**Records for processing**

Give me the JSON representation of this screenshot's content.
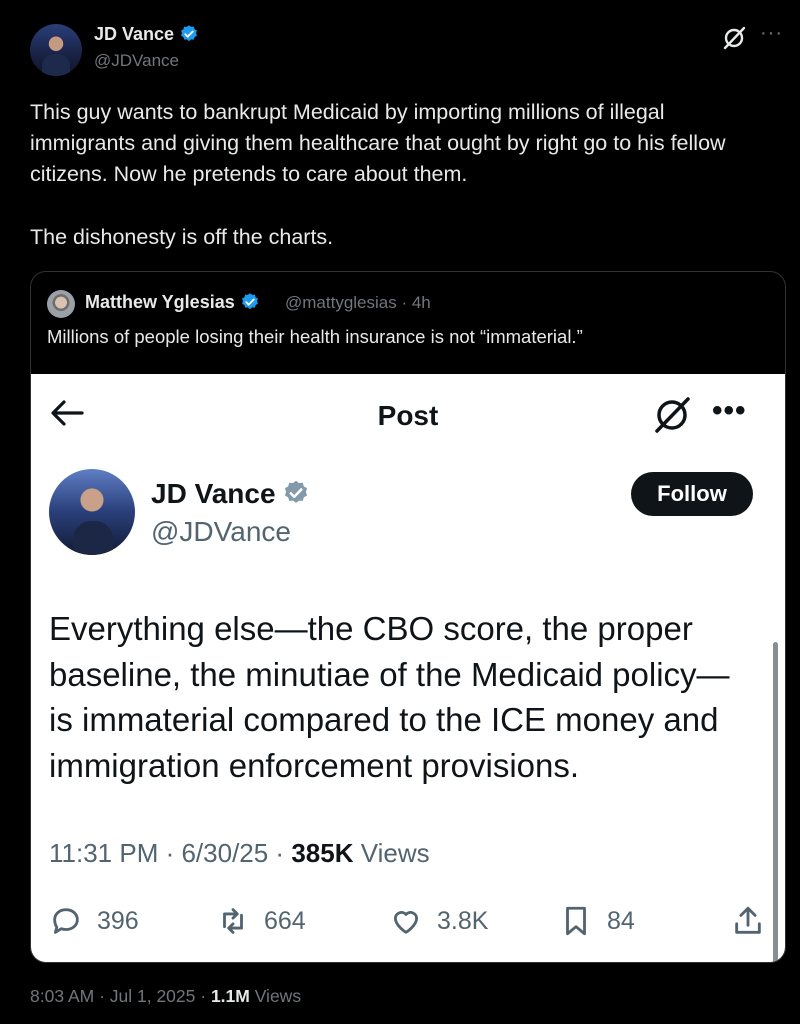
{
  "outer_tweet": {
    "author_name": "JD Vance",
    "author_handle": "@JDVance",
    "text": "This guy wants to bankrupt Medicaid by importing millions of illegal immigrants and giving them healthcare that ought by right go to his fellow citizens. Now he pretends to care about them.\n\nThe dishonesty is off the charts.",
    "time": "8:03 AM · Jul 1, 2025 · ",
    "views_count": "1.1M",
    "views_label": " Views"
  },
  "quote_tweet": {
    "author_name": "Matthew Yglesias",
    "author_handle": "@mattyglesias · 4h",
    "text": "Millions of people losing their health insurance is not “immaterial.”"
  },
  "embedded_post": {
    "header_title": "Post",
    "author_name": "JD Vance",
    "author_handle": "@JDVance",
    "follow_label": "Follow",
    "text": "Everything else—the CBO score, the proper\nbaseline, the minutiae of the Medicaid policy—\nis immaterial compared to the ICE money and\nimmigration enforcement provisions.",
    "time": "11:31 PM · 6/30/25 · ",
    "views_count": "385K",
    "views_label": " Views",
    "stats": {
      "replies": "396",
      "reposts": "664",
      "likes": "3.8K",
      "bookmarks": "84"
    }
  },
  "icons": [
    "verified-badge-icon",
    "grok-icon",
    "more-icon",
    "back-arrow-icon",
    "reply-icon",
    "repost-icon",
    "like-icon",
    "bookmark-icon",
    "share-icon"
  ],
  "colors": {
    "background": "#000000",
    "verified": "#1d9bf0",
    "muted": "#71767b",
    "text": "#e7e9ea",
    "embedded_bg": "#ffffff"
  }
}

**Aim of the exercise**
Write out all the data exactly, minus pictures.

**Exercise response**
Give me the JSON representation of this screenshot's content.
{
  "outer_tweet": {
    "author_name": "JD Vance",
    "author_handle": "@JDVance",
    "text": "This guy wants to bankrupt Medicaid by importing millions of illegal immigrants and giving them healthcare that ought by right go to his fellow citizens. Now he pretends to care about them.\n\nThe dishonesty is off the charts.",
    "time": "8:03 AM · Jul 1, 2025 · ",
    "views_count": "1.1M",
    "views_label": " Views"
  },
  "quote_tweet": {
    "author_name": "Matthew Yglesias",
    "author_handle": "@mattyglesias · 4h",
    "text": "Millions of people losing their health insurance is not “immaterial.”"
  },
  "embedded_post": {
    "header_title": "Post",
    "author_name": "JD Vance",
    "author_handle": "@JDVance",
    "follow_label": "Follow",
    "text": "Everything else—the CBO score, the proper\nbaseline, the minutiae of the Medicaid policy—\nis immaterial compared to the ICE money and\nimmigration enforcement provisions.",
    "time": "11:31 PM · 6/30/25 · ",
    "views_count": "385K",
    "views_label": " Views",
    "stats": {
      "replies": "396",
      "reposts": "664",
      "likes": "3.8K",
      "bookmarks": "84"
    }
  },
  "icons": [
    "verified-badge-icon",
    "grok-icon",
    "more-icon",
    "back-arrow-icon",
    "reply-icon",
    "repost-icon",
    "like-icon",
    "bookmark-icon",
    "share-icon"
  ],
  "colors": {
    "background": "#000000",
    "verified": "#1d9bf0",
    "muted": "#71767b",
    "text": "#e7e9ea",
    "embedded_bg": "#ffffff"
  }
}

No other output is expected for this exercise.